E&F) are MRI coronal T2WI and coronal STIR reveals fracture line passing through lateral tibial plateau and) medial plateau so upgrade the type of fracture to type V

MRI images show that lateral meniscial body is fragmented and dislodged in to depressed lateral plateau.


(A&B): X-ray AP and lateral views shows fracture line passing through lateral tibial plateau and tibial spine.                  

(C&D): Axial CT cuts, (E,F, G&H): sagittal and coronal reconstructed CT cuts , the images reveal split fracture of lateral tibial plateau and tibial spine with no depression, associated with multiple bony fragments and fracture upper fibula.

(m&J): MRI coronal T2WIs. Images (K&L) sagittal & coronal T1WI reveal fracture line involve lateral tibial plateau, fracture upper end of fibula , joint effusion as well as PCL avulsed tibial attachment. Evidence of bucket handle tear of Posterior horn of medial meniscus absent bow tie sign & double PCL and detached central fragment (of MM is seen at intercondylar notch just below PCL origin


A): X-ray AP view shows, fracture line hardly seen passing through tibial spine)

B,C&D) CT axial, sagittal and coronal cuts of the knee shows depressed fracture of tibial spine with) detached small intra-articular fragment

E,E’,F&F’) MRI sagittal T1WI and sagittal T2WIs show abnormal contour and signal of ACL denoting complete ACL) tear( avulsed tibial attachment with avulsed bone fragment ) with buckling of PCL

G) MRI coronal STIR images at 3 subsequent levels show bone marrow edema of tibial spine as well as MCL) tear and fluid signal is seen surrounding it 

Diagnostic performance of X-ray

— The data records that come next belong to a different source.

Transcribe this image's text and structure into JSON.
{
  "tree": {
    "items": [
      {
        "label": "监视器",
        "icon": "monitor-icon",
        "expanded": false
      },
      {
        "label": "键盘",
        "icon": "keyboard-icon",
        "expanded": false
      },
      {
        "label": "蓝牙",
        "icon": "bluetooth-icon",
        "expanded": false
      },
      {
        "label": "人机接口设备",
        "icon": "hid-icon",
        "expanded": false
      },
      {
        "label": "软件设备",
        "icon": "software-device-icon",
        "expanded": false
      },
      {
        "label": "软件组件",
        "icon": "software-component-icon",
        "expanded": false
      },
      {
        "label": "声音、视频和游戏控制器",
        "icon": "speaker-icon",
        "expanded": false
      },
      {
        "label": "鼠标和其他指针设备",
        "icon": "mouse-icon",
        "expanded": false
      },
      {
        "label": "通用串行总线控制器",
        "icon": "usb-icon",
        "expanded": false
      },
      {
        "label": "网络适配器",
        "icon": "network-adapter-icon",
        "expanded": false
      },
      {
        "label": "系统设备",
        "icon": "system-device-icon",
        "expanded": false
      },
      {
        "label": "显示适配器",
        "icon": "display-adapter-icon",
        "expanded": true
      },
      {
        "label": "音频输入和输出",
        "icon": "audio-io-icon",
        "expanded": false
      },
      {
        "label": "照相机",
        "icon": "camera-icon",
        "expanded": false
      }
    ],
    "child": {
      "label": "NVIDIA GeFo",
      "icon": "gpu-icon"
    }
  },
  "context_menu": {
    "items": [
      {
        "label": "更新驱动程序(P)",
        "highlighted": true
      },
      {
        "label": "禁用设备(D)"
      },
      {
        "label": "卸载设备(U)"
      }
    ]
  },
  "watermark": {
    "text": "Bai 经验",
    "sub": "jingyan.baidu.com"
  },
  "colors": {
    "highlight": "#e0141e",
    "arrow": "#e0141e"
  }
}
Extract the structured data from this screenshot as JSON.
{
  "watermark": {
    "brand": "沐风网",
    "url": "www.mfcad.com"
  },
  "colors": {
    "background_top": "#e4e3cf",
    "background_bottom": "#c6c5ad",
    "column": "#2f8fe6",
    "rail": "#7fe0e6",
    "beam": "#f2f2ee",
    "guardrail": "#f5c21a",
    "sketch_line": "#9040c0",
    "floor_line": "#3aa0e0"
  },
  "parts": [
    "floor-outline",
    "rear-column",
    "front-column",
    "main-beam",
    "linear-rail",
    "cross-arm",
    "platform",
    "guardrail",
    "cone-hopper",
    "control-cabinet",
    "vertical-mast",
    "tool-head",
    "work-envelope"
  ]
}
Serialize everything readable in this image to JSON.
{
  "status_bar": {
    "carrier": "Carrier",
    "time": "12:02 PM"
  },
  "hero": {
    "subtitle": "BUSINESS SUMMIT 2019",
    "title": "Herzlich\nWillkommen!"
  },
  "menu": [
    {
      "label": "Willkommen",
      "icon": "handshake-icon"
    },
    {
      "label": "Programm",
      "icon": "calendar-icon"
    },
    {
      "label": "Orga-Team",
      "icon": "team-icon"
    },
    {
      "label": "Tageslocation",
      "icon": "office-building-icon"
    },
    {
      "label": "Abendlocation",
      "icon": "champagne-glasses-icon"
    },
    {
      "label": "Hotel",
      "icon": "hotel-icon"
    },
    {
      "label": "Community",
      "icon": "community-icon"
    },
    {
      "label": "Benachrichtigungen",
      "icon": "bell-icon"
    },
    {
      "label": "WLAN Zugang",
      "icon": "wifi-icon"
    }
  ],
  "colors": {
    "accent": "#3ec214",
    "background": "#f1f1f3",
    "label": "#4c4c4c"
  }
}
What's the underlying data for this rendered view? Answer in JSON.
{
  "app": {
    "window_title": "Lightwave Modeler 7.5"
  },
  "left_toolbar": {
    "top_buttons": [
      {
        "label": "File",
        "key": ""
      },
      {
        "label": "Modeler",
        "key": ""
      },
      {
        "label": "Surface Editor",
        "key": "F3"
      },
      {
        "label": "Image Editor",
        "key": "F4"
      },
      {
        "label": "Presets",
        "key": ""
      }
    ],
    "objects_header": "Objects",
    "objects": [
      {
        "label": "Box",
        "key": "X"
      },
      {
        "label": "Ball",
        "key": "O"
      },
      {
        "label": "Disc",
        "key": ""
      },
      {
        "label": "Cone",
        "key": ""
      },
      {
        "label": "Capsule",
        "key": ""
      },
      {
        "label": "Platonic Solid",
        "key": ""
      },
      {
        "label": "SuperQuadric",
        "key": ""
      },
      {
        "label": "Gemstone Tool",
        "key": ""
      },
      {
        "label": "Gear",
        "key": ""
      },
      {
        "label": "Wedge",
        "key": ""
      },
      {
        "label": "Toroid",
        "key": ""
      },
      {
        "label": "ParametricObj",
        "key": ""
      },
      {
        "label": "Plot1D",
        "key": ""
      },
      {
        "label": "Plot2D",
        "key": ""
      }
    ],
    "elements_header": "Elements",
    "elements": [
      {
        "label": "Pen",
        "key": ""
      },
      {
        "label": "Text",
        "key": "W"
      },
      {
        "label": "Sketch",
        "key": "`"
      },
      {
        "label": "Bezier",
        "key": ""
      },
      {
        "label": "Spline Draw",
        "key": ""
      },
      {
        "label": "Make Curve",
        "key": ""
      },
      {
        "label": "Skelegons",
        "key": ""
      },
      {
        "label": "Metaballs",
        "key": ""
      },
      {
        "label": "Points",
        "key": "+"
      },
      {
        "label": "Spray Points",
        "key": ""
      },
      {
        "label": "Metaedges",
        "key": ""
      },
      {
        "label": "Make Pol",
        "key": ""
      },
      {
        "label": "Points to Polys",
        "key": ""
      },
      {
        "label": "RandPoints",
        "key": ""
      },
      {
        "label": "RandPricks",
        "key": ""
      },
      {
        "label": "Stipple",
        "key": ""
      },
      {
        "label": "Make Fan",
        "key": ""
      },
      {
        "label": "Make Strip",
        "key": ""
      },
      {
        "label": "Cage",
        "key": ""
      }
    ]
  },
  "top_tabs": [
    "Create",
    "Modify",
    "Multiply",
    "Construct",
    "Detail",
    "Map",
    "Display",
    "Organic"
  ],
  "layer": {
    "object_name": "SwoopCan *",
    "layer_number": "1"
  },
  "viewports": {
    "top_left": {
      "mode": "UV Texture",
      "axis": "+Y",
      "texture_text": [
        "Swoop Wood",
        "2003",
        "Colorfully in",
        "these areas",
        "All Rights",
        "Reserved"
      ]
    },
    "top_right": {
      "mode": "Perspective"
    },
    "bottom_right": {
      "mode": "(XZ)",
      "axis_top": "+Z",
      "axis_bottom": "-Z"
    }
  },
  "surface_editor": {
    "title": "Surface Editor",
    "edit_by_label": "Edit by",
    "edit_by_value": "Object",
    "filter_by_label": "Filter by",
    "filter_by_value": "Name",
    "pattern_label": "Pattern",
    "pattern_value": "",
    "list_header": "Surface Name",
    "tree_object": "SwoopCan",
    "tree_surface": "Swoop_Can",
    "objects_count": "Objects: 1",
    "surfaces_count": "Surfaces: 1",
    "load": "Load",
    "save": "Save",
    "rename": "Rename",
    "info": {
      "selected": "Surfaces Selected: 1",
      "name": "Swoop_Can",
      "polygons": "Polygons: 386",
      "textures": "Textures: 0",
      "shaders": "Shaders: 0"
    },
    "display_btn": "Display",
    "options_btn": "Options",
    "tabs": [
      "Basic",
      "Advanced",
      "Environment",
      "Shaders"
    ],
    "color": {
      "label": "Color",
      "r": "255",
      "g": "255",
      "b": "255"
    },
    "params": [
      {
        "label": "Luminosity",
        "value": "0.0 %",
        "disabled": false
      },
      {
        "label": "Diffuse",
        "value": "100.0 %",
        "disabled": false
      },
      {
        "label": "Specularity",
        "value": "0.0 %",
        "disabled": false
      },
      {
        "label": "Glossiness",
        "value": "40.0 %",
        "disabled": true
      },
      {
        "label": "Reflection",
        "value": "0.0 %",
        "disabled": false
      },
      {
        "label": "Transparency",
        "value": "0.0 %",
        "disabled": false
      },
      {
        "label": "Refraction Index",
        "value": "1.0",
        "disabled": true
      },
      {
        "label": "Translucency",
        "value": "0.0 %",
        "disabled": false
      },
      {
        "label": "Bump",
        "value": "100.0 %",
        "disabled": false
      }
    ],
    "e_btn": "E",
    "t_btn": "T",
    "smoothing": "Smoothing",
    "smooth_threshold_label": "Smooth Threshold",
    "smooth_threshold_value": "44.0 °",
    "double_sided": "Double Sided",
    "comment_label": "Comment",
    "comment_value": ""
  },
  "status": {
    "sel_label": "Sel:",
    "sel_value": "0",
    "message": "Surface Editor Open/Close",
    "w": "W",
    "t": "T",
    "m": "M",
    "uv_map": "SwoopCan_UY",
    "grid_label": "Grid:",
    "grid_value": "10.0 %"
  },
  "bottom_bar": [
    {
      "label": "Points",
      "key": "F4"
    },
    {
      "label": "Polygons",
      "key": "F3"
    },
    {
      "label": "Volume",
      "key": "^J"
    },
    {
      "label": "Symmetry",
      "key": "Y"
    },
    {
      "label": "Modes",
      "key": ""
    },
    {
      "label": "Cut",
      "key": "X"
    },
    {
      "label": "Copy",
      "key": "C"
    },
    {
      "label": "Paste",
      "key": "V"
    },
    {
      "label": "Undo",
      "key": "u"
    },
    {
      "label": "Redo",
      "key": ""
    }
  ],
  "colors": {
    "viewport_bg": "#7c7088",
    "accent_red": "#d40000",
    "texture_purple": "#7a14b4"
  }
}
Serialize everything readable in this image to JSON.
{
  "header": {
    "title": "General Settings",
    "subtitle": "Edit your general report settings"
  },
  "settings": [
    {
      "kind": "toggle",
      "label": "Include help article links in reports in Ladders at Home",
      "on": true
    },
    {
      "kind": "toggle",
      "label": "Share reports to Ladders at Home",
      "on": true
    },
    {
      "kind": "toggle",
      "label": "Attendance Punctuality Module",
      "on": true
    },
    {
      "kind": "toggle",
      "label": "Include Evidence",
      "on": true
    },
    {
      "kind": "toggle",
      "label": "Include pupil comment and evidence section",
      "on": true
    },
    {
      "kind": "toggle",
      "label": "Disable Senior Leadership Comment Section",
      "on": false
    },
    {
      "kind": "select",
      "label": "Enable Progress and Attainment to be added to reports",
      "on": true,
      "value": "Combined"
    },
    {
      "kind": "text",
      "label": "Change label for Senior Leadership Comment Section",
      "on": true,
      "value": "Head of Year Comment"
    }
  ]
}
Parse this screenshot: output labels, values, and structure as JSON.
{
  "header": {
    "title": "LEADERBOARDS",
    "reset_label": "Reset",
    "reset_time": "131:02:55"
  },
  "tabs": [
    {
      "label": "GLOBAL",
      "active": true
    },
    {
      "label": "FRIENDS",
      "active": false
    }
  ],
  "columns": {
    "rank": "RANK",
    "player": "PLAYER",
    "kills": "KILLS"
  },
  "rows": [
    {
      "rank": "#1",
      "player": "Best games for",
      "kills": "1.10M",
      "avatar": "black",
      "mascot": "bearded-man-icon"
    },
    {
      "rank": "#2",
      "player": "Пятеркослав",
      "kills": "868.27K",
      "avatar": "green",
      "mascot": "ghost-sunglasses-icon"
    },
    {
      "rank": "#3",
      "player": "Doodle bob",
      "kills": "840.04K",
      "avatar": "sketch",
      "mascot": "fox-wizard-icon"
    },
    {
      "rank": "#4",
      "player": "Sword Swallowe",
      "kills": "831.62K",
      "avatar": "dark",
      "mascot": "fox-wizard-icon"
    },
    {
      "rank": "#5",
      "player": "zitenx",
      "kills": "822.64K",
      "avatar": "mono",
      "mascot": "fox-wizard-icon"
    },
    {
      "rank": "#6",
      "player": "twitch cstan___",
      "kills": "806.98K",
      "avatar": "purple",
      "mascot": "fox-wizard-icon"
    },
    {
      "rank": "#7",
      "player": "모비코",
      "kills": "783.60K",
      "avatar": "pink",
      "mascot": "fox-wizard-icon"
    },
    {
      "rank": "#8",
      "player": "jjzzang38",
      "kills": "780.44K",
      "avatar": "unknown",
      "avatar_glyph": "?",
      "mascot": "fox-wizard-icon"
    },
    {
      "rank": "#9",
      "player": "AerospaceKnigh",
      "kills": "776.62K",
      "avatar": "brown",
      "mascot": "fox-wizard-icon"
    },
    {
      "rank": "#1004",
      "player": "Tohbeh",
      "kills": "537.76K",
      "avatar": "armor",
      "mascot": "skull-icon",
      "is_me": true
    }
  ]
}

The diagnostic performance of X-ray in diagnosis of tibial fracture and associated injuries is presented in table (2). The sensitivity and specificity for detection of fracture site, displacement, bony fragments, ligamentous injury and meniscal injury were 96.3% and 50%, 4.4% and 93.8%, 1.4% and 92.9%, 1.5% and93.8%, 1.7% and96.2% respectively. The overall accuracy was 73.2%, 31.4%, 47.1%, 47.6% and 48.9% for diagnosis of fracture site, displacement, bony fragments, ligamentous injury and meniscal injury respectively.